Whereas, Closer to home, in New York City, for almost a decade, state and local legislators have provided over $200 million to the New York City Housing Authority and the Metropolitan Transit Authority for the installation of over 3,700 surveillance cameras to deter crime, aid in the  investigation and prosecution of criminal activity, foster the perception of safety, and encourage people to use public spaces; and
Whereas, Further, in Boro Park, Brooklyn on July 12, 2011, one day after 8-year old Leiby Kletzky was reported missing, the suspect, who later admitted to abducting and killing Kletsky, was arrested after the New York City Police Department ("NYPD") examined videos from surveillance cameras along Kletzky's school route home, which showed Kletzky getting into the suspect's car; and
Whereas, Surveillance cameras allowed the NYPD to identify the suspect, and determine Kletzky's location in the hours that led to his death; and
Whereas, While cities and city agencies are able to fund the installation of surveillance cameras through grants and budget appropriations, many property owners are unable to install and maintain a surveillance system due to their high cost, which in many cases, can exceed $1,000; and
Whereas, Surveillance cameras come in many different styles and host many different options, which all affect the cost of installing and maintaining the surveillance system; and
Whereas, Options that can affect the cost include the system's ability to pan, tilt, zoom,  run microphone and audio out jacks,  and resist tampering; and
Whereas, Costs also vary depending on whether the surveillance systems will have Wi-Fi functionality to enable monitoring on a personal computer, whether the system will be used inside, outside or both, and whether the system will be used during the day, nighttime, or both; and

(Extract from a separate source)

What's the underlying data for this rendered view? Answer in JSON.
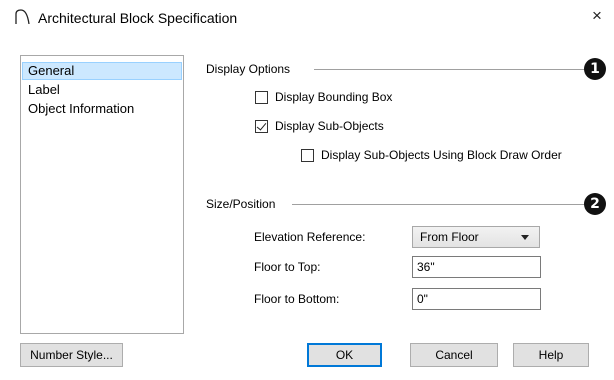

Whereas, In light of the high cost of the camera installation, in the wake of the Kletzky murder, New York State legislators discussed plans to introduce a bill called "Leiby's Initiative", which would grant a $500 property tax credit to New York City property owners who install and maintain surveillance cameras on their property; and
Whereas, In 2012, rather than a tax credit, New York State Assemblyman Dov Hikind created the Leiby Kletzky Security Initiative, a $1 million grant funded by New York State Senate Majority Leader Dean Skelos for the installation of 150 security cameras throughout the Midwood and Boro Park neighborhoods in Brooklyn; and
Whereas, All property owners throughout the City should benefit from the security and advantages that surveillance cameras provide; and
Whereas, Offering a property tax credit to assist property owners across the City in installing and maintaining surveillance systems will allow property owners to be proactive in protecting their property, as well as assist the NYPD in the resolution of crimes that occur on the owners' property; now, therefore, be it
Resolved, That the Council of the City of New York calls on the New York State Legislature to introduce and pass, and the Governor to sign, legislation which would allow a tax credit to property owners who install surveillance cameras on their property.
LS3541
TE3-27-13